BACKGROUND Clinical characteristics of hypotensive transfusion reactions (HyTRs) have not been evaluated in the context of universal prestorage leukoreduction. STUDY DESIGN AND METHODS A retrospective review of medical records of patients with HyTRs during the years 2011 and 2012 was performed at two academic medical institutions. RESULTS Thirty-five patients with 35 HyTRs were identified, with an incidence of 1.33 per 10,000 transfusions. Red blood cells (RBCs) were implicated in 21 (60.0%) reactions and platelets (PLTs) and plasma (PL) in 11 (31.4%) and three (8.6%), respectively. The HyTR rate per blood component was 0.019% for PLTs, 0.015% for RBCs, and 0.006% for PL. Mean patient age was 65 years (range, 2 months-87 years), five (14.3%) were pediatric (<18 years), and 20 (57.1%) were male.
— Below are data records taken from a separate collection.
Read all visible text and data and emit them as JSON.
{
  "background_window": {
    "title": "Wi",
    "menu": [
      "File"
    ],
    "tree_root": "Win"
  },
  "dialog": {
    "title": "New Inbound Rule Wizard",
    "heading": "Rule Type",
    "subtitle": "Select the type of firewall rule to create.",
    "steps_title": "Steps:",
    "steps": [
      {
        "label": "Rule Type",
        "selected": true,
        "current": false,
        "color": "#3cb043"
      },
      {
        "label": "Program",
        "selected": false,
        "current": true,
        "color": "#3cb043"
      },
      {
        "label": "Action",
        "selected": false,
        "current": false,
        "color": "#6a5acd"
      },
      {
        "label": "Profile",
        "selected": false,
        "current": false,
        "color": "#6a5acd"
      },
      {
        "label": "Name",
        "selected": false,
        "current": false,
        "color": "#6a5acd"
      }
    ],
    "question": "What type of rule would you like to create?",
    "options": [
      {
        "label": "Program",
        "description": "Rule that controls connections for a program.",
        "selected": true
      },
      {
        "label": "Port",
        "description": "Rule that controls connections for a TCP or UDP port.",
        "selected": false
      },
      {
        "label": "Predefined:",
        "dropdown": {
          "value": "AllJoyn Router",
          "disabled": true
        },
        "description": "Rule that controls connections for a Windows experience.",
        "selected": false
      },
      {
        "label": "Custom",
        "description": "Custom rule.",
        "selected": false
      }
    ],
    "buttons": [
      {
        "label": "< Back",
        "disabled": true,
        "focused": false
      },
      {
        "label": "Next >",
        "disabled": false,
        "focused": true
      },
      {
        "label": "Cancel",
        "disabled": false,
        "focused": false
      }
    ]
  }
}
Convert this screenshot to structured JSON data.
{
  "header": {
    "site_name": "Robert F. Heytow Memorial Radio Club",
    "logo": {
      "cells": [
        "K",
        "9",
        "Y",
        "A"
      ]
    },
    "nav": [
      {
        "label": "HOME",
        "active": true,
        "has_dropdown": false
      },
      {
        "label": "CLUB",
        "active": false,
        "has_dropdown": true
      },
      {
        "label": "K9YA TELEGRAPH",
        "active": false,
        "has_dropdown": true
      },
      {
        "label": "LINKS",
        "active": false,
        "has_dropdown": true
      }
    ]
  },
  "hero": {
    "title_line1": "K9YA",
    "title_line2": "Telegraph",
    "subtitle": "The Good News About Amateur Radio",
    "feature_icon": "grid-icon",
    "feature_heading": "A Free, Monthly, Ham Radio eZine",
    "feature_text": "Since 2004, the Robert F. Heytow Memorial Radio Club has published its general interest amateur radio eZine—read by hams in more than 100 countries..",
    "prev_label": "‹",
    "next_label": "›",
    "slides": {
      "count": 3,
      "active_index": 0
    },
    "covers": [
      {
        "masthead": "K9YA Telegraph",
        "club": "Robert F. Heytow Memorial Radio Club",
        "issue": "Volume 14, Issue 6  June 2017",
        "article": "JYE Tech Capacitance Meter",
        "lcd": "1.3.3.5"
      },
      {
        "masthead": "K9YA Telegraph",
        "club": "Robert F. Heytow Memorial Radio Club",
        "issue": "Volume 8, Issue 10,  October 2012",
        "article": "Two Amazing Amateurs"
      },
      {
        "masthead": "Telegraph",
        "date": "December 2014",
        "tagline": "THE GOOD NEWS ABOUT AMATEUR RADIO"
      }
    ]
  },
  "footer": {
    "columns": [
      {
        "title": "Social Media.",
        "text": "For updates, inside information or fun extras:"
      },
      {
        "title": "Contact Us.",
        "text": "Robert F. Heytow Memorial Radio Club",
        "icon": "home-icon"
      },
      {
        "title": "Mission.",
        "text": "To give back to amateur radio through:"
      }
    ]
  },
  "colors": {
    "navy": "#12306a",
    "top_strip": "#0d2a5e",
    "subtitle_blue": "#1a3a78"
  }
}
The most frequent clinical settings associated with HyTRs were cardiac surgery (n=13; 37.1%), hematology-oncology diseases (n=11; 31.4%), and general surgery (n=7; 20.0%). Extracorporeal circuits were used within 24 hours before the reaction in 16 patients (45.7%), including nine patients on cardiopulmonary bypass, four on dialysis or continuous venous-venous hemodialysis, and three on extracorporeal membrane oxygenation. Four patients (11.4%) received an angiotensin-converting enzyme inhibitor within 24 hours before the HyTR. Seventeen patients (48.6%) responded to stopping the transfusion and supportive treatment. Thirteen patients (37.1%) had severe reactions. No HyTR resulted in death. CONCLUSION In the absence of bedside leukoreduction filters, several medical situations are associated with HyTRs. The pathophysiology of HyTRs is yet to be defined. The US hemovigilance system allows for standardization of transfusion reactions, which facilitates their classification and study.
ASJC Scopus subject areas
- Immunology and Allergy